Offenses that typically fall under this description are petty theft, destruction
of government property, reporting late to the post, giving false information,
falling asleep when on sentry duty or disobedience with respect to standard orders.
In accordance with para 1d(1), part V, MCM, 2008, use of non- judicial
punishment is justified only when non- punitive measures are inadequate
to address the offense committed by the accused army member. Immediate
action is necessary when non- judicial punishment is being imposed to
ensure that it is effective. In effect, the commander may resort to this
kind of punishment when he has enough cause to believe that non- punitive
measures will not have the desired deterrent, corrective effect on the
soldier. He may also use non- judicial punishment as a form of correcting
the soldier without damaging his record of service, which is inevitable
if a court martial is conducted.
An important point to note here is that the imposition of such punishment
does not bar a court martial from being conducted for the same offense
since the commanding officer uses his discretion to term the offense 'minor'.
Any commander may impose non- judicial punishment unless:
- The regulation specifies otherwise
- A superior of the commander has restricted his/ her authority to do so
Who can be punished with non- judicial punishment?
All military personnel who are assigned to the organization under the command
of a specific commanding officer, or affiliated in any way to such a command
or who fall within the territorial command responsibility of the officer
can be given non- judicial punishment under the UCMJ Article 15 provisions.
The commander has to verify that the accused has actually committed the
alleged act and that it violated a rule that the soldier was duty bound
to obey, or it was against the UCMJ, Army Policy, Army Regulations, local
law or any other lawful order.
The Procedure for Imposing Non-Judicial Punishment
The soldier has to be notified about the imposition of the non- judicial
punishment before it comes into force, right at the stage when it is being
considered. He has a right to know what his alleged offenses are and also
be given a summary of the evidence that indicates that he has committed
the offense. He also has the right to be informed of all his rights in
this respect before the proceedings start. The soldier has the right to
refuse the non- judicial punishment, but this does not mean that the charges
against him have been dismissed.
The soldier can enforce his right to be present when the commanding officer
imposes the punishment. He can examine the evidence that is the basis
of the accusation made against him and also present his side of the situation
either on his own or through a spokesperson. If he so wishes, the soldier
can also ask for the proceedings to be made public. For those who cannot
or prefer not to make a personal appearance at the proceedings, a written
representation can be made if the commanding officer agrees.
The procedure for appeal is outlined in para 3- 29 of the manual which
allocates a time period of five calendar days for the soldier to protest
against the punishment on the grounds that it is either unjust or disproportionate
to the offensive act.
Statute of Limitations
The accused army member must take note that a statute of limitations applies
on non- judicial punishments.
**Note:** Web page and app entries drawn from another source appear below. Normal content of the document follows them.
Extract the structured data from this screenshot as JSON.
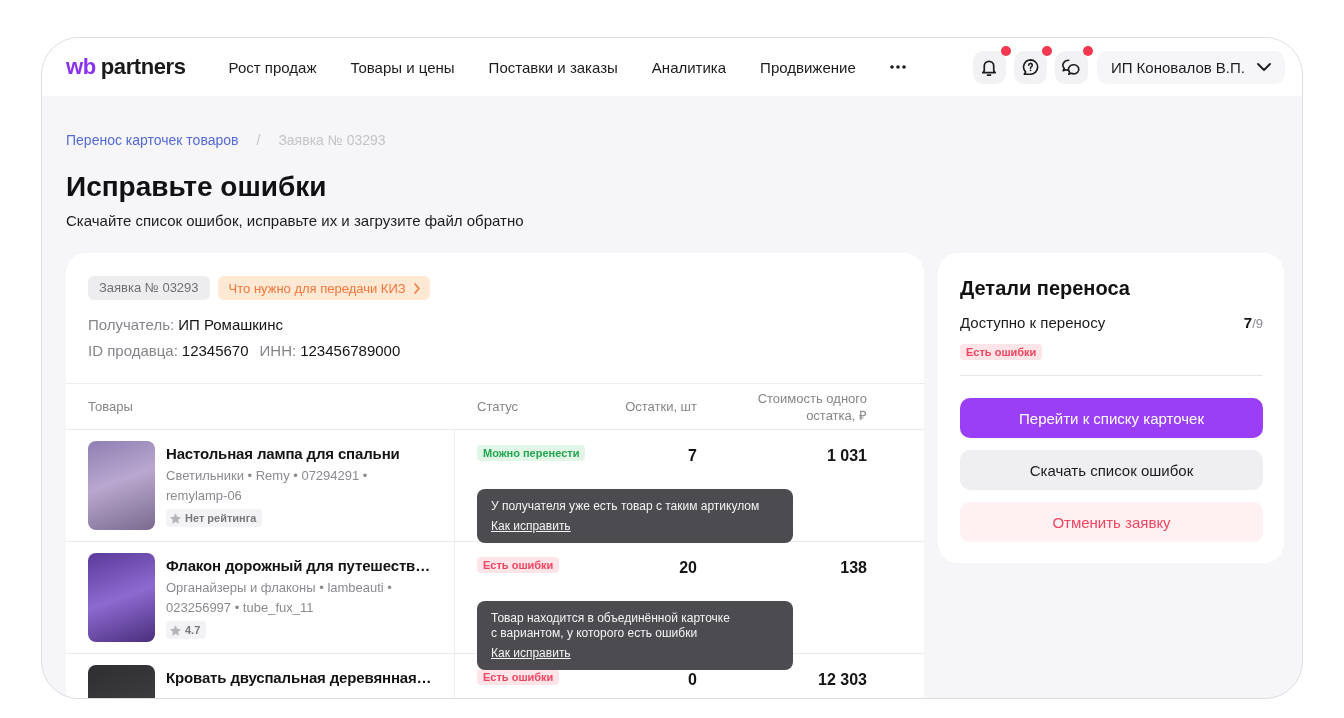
{
  "header": {
    "logo": {
      "mark": "wb",
      "name": "partners"
    },
    "nav": [
      {
        "label": "Рост продаж"
      },
      {
        "label": "Товары и цены"
      },
      {
        "label": "Поставки и заказы"
      },
      {
        "label": "Аналитика"
      },
      {
        "label": "Продвижение"
      }
    ],
    "icon_buttons": [
      {
        "kind": "notifications",
        "unread": true
      },
      {
        "kind": "support",
        "unread": true
      },
      {
        "kind": "chat",
        "unread": true
      }
    ],
    "account": {
      "name": "ИП Коновалов В.П."
    }
  },
  "breadcrumbs": {
    "separator": "/",
    "items": [
      {
        "label": "Перенос карточек товаров",
        "current": false
      },
      {
        "label": "Заявка № 03293",
        "current": true
      }
    ]
  },
  "page": {
    "title": "Исправьте ошибки",
    "subtitle": "Скачайте список ошибок, исправьте их и загрузите файл обратно"
  },
  "request": {
    "tags": [
      {
        "kind": "number",
        "label": "Заявка № 03293"
      },
      {
        "kind": "link",
        "label": "Что нужно для передачи КИЗ"
      }
    ],
    "info_lines": [
      {
        "fields": [
          {
            "label": "Получатель:",
            "value": "ИП Ромашкинс"
          }
        ]
      },
      {
        "fields": [
          {
            "label": "ID продавца:",
            "value": "12345670"
          },
          {
            "label": "ИНН:",
            "value": "123456789000"
          }
        ]
      }
    ]
  },
  "table": {
    "columns": [
      "Товары",
      "Статус",
      "Остатки, шт",
      "Стоимость одного остатка, ₽"
    ],
    "rows": [
      {
        "title": "Настольная лампа для спальни",
        "meta": "Светильники • Remy • 07294291 •\nremylamp-06",
        "rating": "Нет рейтинга",
        "status": {
          "kind": "ok",
          "label": "Можно перенести"
        },
        "stock": "7",
        "price": "1 031",
        "tooltip": {
          "text": "У получателя уже есть товар с таким артикулом",
          "link": "Как исправить"
        }
      },
      {
        "title": "Флакон дорожный для путешеств…",
        "meta": "Органайзеры и флаконы • lambeauti •\n023256997 • tube_fux_11",
        "rating": "4.7",
        "status": {
          "kind": "error",
          "label": "Есть ошибки"
        },
        "stock": "20",
        "price": "138",
        "tooltip": {
          "text": "Товар находится в объединённой карточке\nс вариантом, у которого есть ошибки",
          "link": "Как исправить"
        }
      },
      {
        "title": "Кровать двуспальная деревянная…",
        "status": {
          "kind": "error",
          "label": "Есть ошибки"
        },
        "stock": "0",
        "price": "12 303"
      }
    ]
  },
  "details": {
    "title": "Детали переноса",
    "available": {
      "label": "Доступно к переносу",
      "count": "7",
      "total": "/9"
    },
    "status": {
      "kind": "error",
      "label": "Есть ошибки"
    },
    "actions": [
      {
        "kind": "primary",
        "label": "Перейти к списку карточек"
      },
      {
        "kind": "secondary",
        "label": "Скачать список ошибок"
      },
      {
        "kind": "danger",
        "label": "Отменить заявку"
      }
    ]
  }
}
If a period of two years has already passed
from the date of the alleged offense non- judicial punishment cannot be
imposed. The UCMJ articles 43 (c) and (d) outline how this two year period
is calculated. One aspect to keep in mind here is that there are some
situations where the 2 year time limit may not apply. For example, when
the soldier accused of the offense is absent from duty without the permission
of his superiors, when he has been apprehended by civil authorities or
when he is on the run from the law.